What needs to be done:
From the records below, take each line where the string "department" shows up and copy it.

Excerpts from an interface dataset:
------------------------------------------------
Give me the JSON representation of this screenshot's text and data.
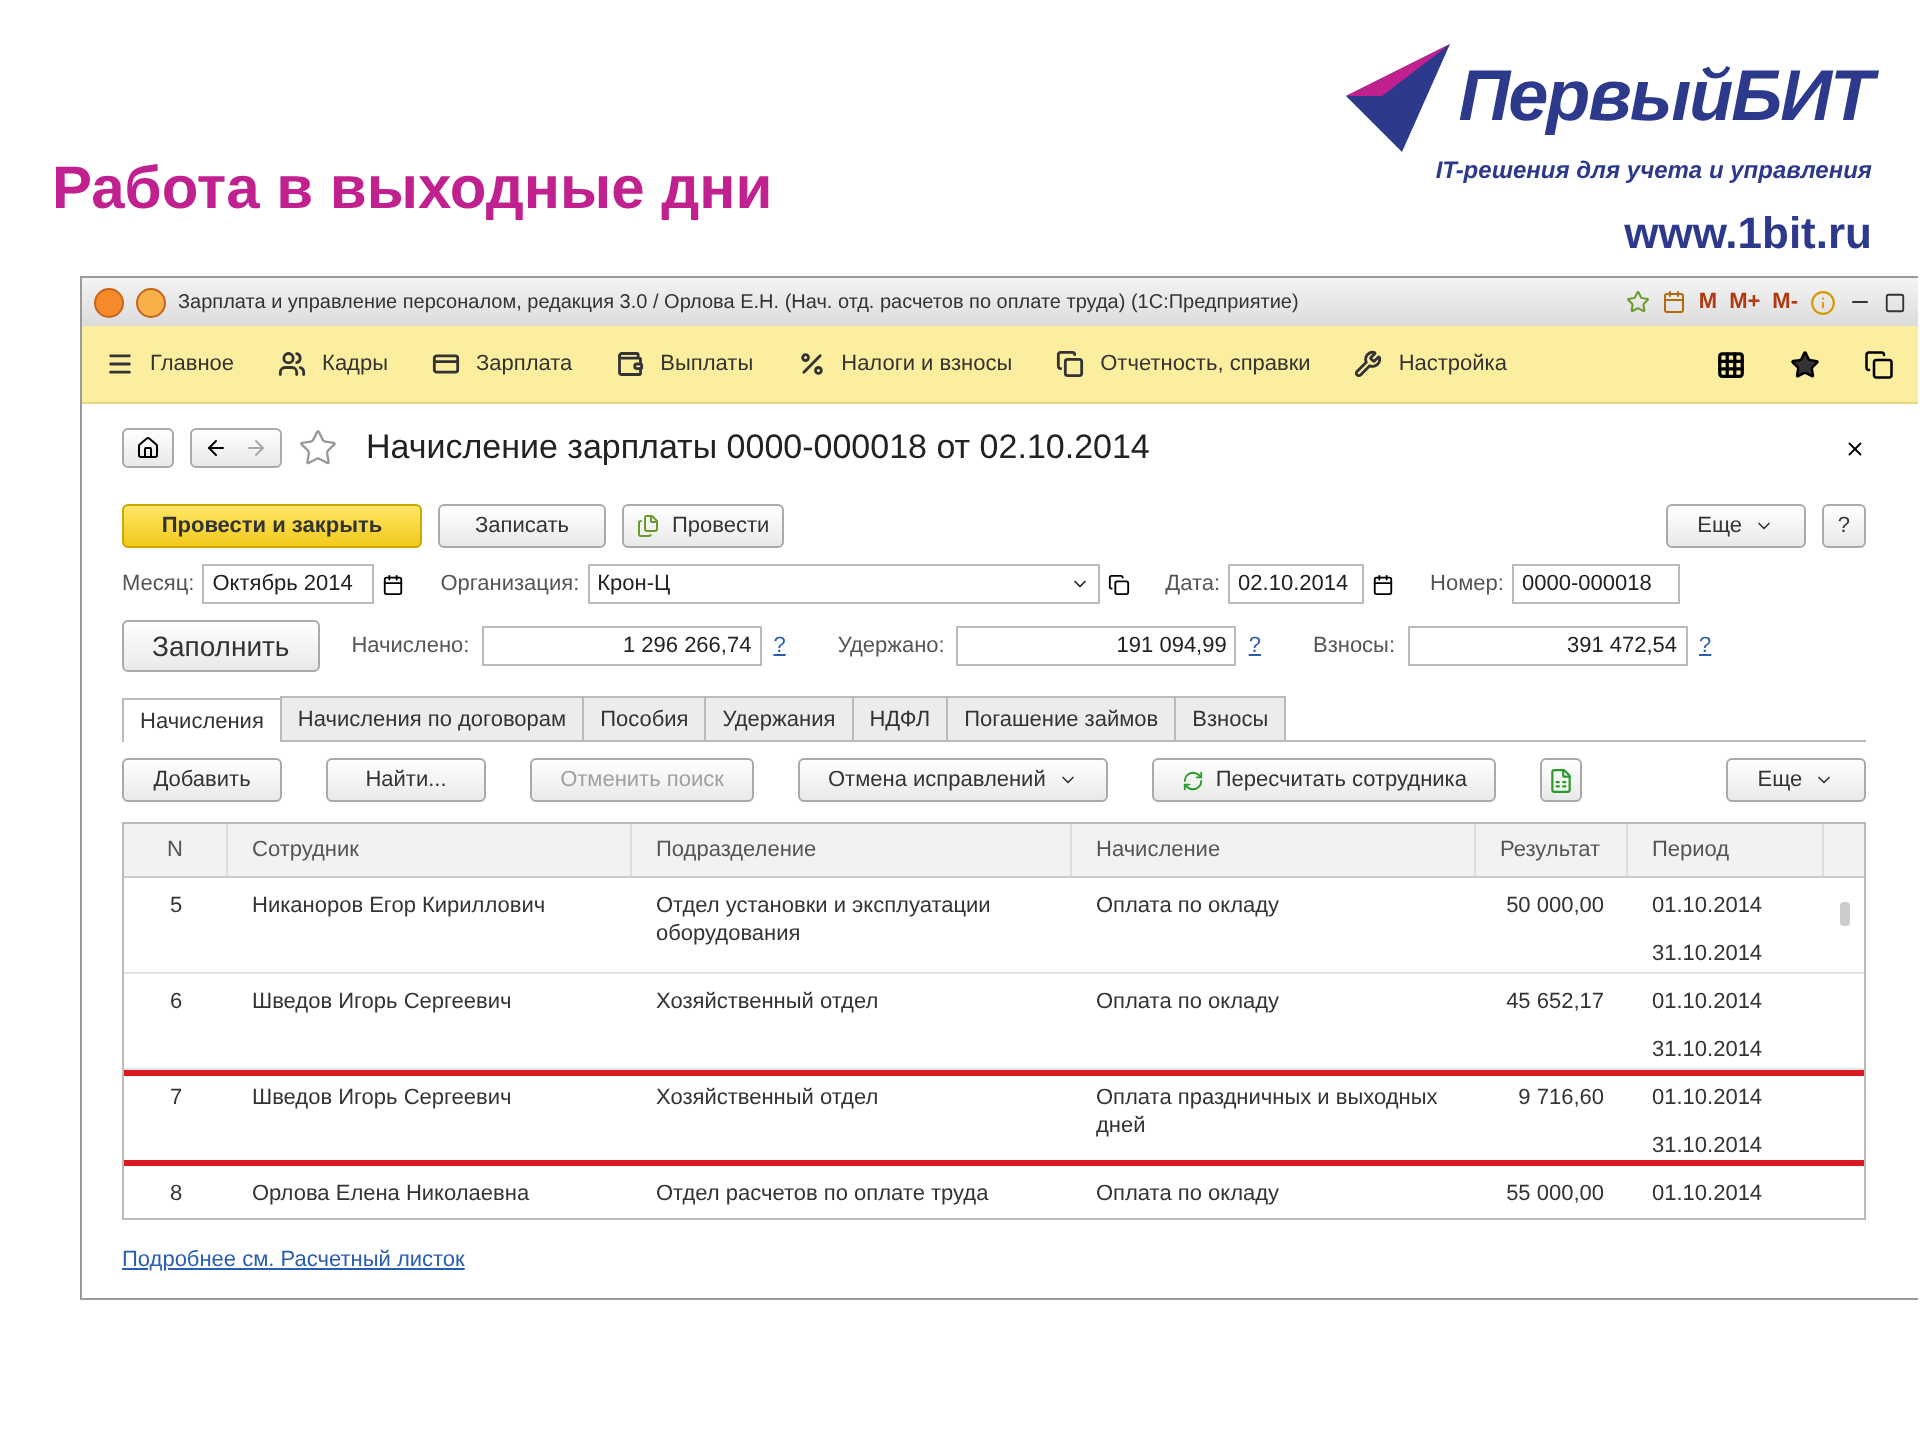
{
  "slide": {
    "title": "Работа в выходные дни",
    "logo": {
      "name": "ПервыйБИТ",
      "tagline": "IT-решения для учета и управления",
      "url": "www.1bit.ru"
    }
  },
  "window": {
    "title": "Зарплата и управление персоналом, редакция 3.0 / Орлова Е.Н. (Нач. отд. расчетов по оплате труда)  (1С:Предприятие)",
    "tools": [
      "M",
      "M+",
      "M-"
    ]
  },
  "menu": [
    {
      "label": "Главное"
    },
    {
      "label": "Кадры"
    },
    {
      "label": "Зарплата"
    },
    {
      "label": "Выплаты"
    },
    {
      "label": "Налоги и взносы"
    },
    {
      "label": "Отчетность, справки"
    },
    {
      "label": "Настройка"
    }
  ],
  "document": {
    "title": "Начисление зарплаты 0000-000018 от 02.10.2014",
    "commands": [
      {
        "label": "Провести и закрыть",
        "kind": "primary"
      },
      {
        "label": "Записать",
        "kind": "normal"
      },
      {
        "label": "Провести",
        "kind": "icon"
      }
    ],
    "more": "Еще",
    "help": "?",
    "fields": [
      {
        "label": "Месяц:",
        "value": "Октябрь 2014",
        "kind": "month"
      },
      {
        "label": "Организация:",
        "value": "Крон-Ц",
        "kind": "select"
      },
      {
        "label": "Дата:",
        "value": "02.10.2014",
        "kind": "date"
      },
      {
        "label": "Номер:",
        "value": "0000-000018",
        "kind": "text"
      }
    ],
    "fill_button": "Заполнить",
    "totals": [
      {
        "label": "Начислено:",
        "value": "1 296 266,74",
        "help": "?"
      },
      {
        "label": "Удержано:",
        "value": "191 094,99",
        "help": "?"
      },
      {
        "label": "Взносы:",
        "value": "391 472,54",
        "help": "?"
      }
    ]
  },
  "tabs": [
    {
      "label": "Начисления",
      "selected": true
    },
    {
      "label": "Начисления по договорам",
      "selected": false
    },
    {
      "label": "Пособия",
      "selected": false
    },
    {
      "label": "Удержания",
      "selected": false
    },
    {
      "label": "НДФЛ",
      "selected": false
    },
    {
      "label": "Погашение займов",
      "selected": false
    },
    {
      "label": "Взносы",
      "selected": false
    }
  ],
  "table_toolbar": [
    {
      "label": "Добавить",
      "kind": "normal",
      "disabled": false
    },
    {
      "label": "Найти...",
      "kind": "normal",
      "disabled": false
    },
    {
      "label": "Отменить поиск",
      "kind": "normal",
      "disabled": true
    },
    {
      "label": "Отмена исправлений",
      "kind": "dropdown",
      "disabled": false
    },
    {
      "label": "Пересчитать сотрудника",
      "kind": "refresh",
      "disabled": false
    },
    {
      "kind": "add-icon",
      "disabled": false
    }
  ],
  "table_more": "Еще",
  "table": {
    "columns": [
      "N",
      "Сотрудник",
      "Подразделение",
      "Начисление",
      "Результат",
      "Период"
    ],
    "rows": [
      {
        "n": "5",
        "employee": "Никаноров Егор Кириллович",
        "department": "Отдел установки и эксплуатации оборудования",
        "accrual": "Оплата по окладу",
        "result": "50 000,00",
        "period": [
          "01.10.2014",
          "31.10.2014"
        ],
        "highlighted": false
      },
      {
        "n": "6",
        "employee": "Шведов Игорь Сергеевич",
        "department": "Хозяйственный отдел",
        "accrual": "Оплата по окладу",
        "result": "45 652,17",
        "period": [
          "01.10.2014",
          "31.10.2014"
        ],
        "highlighted": false
      },
      {
        "n": "7",
        "employee": "Шведов Игорь Сергеевич",
        "department": "Хозяйственный отдел",
        "accrual": "Оплата праздничных и выходных дней",
        "result": "9 716,60",
        "period": [
          "01.10.2014",
          "31.10.2014"
        ],
        "highlighted": true
      },
      {
        "n": "8",
        "employee": "Орлова Елена Николаевна",
        "department": "Отдел расчетов по оплате труда",
        "accrual": "Оплата по окладу",
        "result": "55 000,00",
        "period": [
          "01.10.2014"
        ],
        "highlighted": false
      }
    ]
  },
  "footer_link": "Подробнее см. Расчетный листок"
}
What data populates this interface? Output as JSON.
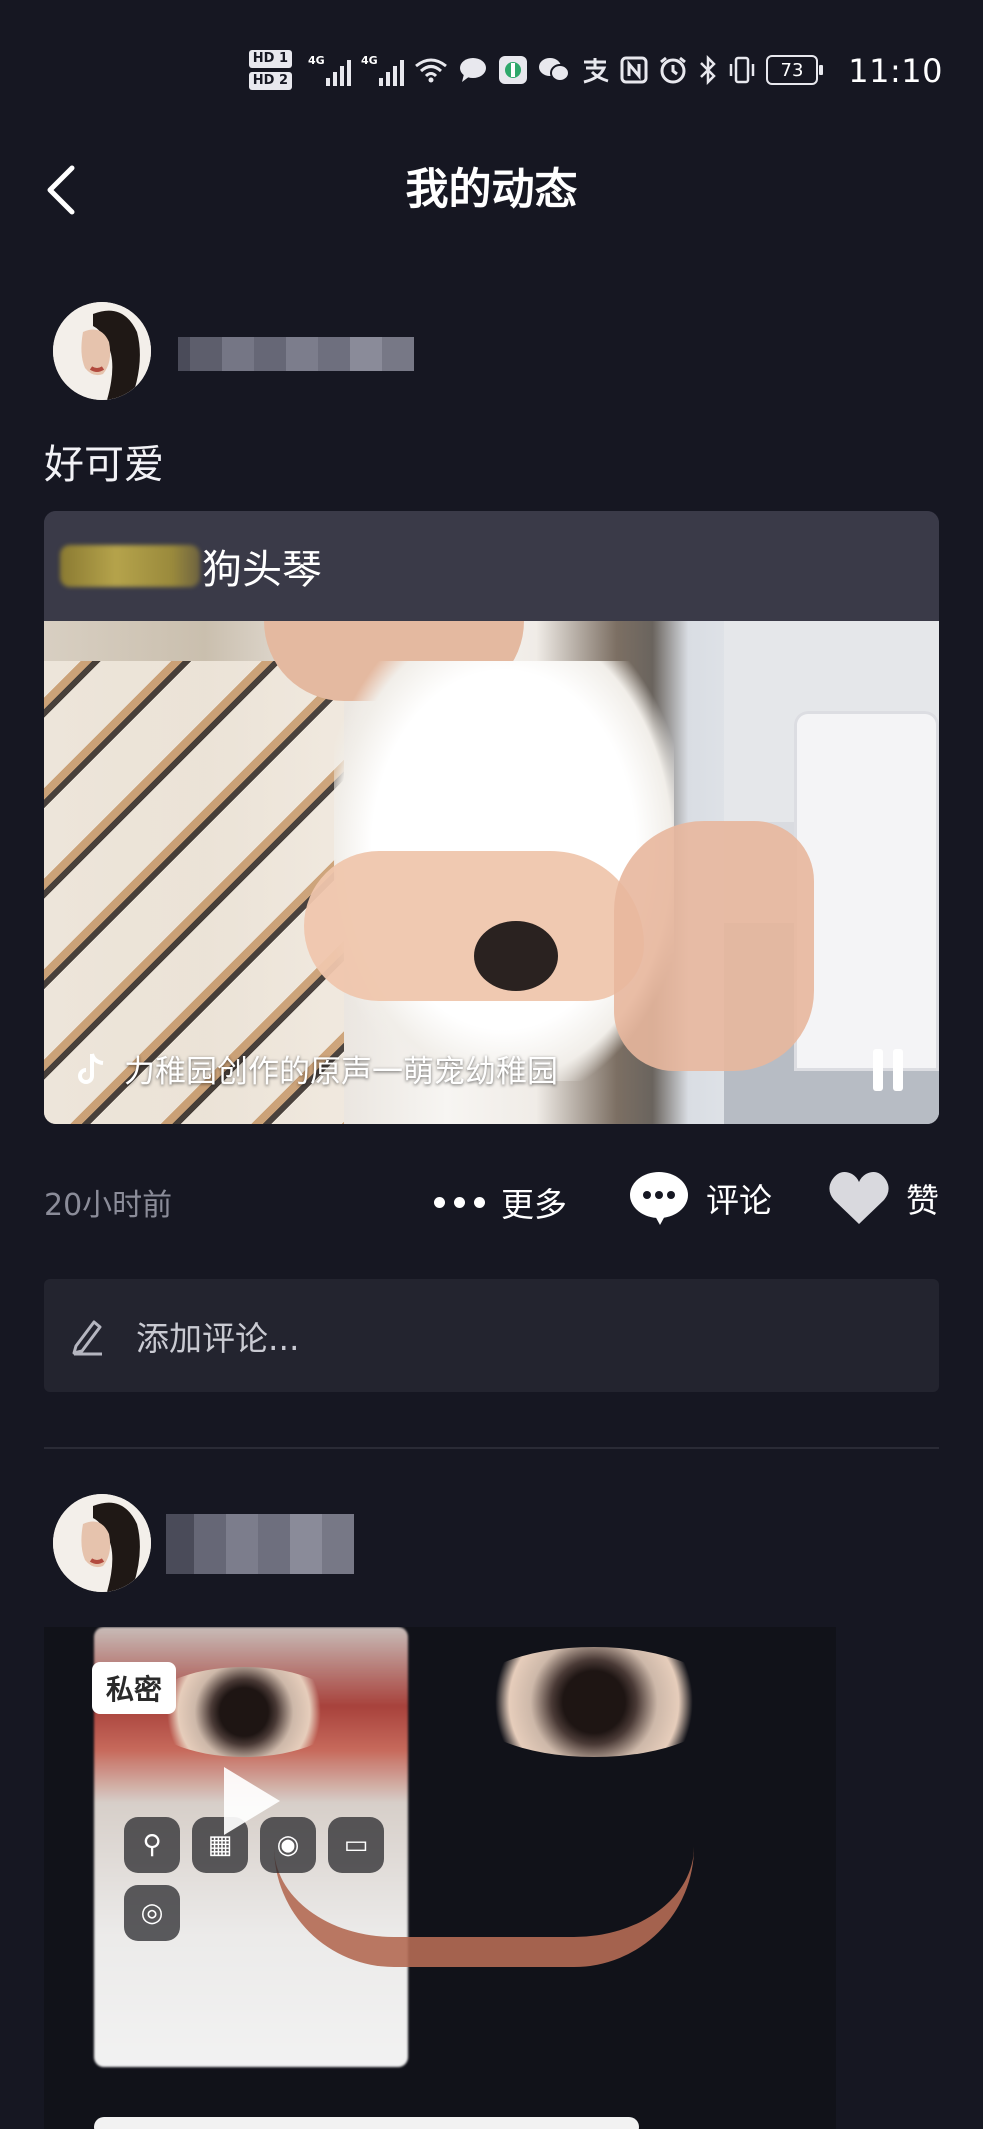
{
  "status_bar": {
    "time": "11:10",
    "battery": "73",
    "hd1": "HD 1",
    "hd2": "HD 2",
    "signal_label": "4G",
    "icons": [
      "hd-icon",
      "signal-4g-icon",
      "signal-4g-icon",
      "wifi-icon",
      "message-icon",
      "app-icon",
      "wechat-icon",
      "alipay-icon",
      "nfc-icon",
      "alarm-icon",
      "bluetooth-icon",
      "vibrate-icon",
      "battery-icon"
    ]
  },
  "header": {
    "title": "我的动态",
    "back_icon": "chevron-left-icon"
  },
  "posts": [
    {
      "caption": "好可爱",
      "card": {
        "name": "狗头琴",
        "music": "力稚园创作的原声一萌宠幼稚园"
      },
      "time": "20小时前",
      "actions": {
        "more": "更多",
        "comment": "评论",
        "like": "赞"
      },
      "comment_placeholder": "添加评论..."
    },
    {
      "badge": "私密"
    }
  ],
  "colors": {
    "background": "#161722",
    "card": "#383846",
    "comment_box": "#23242f",
    "muted_text": "#8b8c99"
  }
}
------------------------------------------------
Solution for this problem:
        "department": "Отдел установки и эксплуатации оборудования",
        "department": "Хозяйственный отдел",
        "department": "Хозяйственный отдел",
        "department": "Отдел расчетов по оплате труда",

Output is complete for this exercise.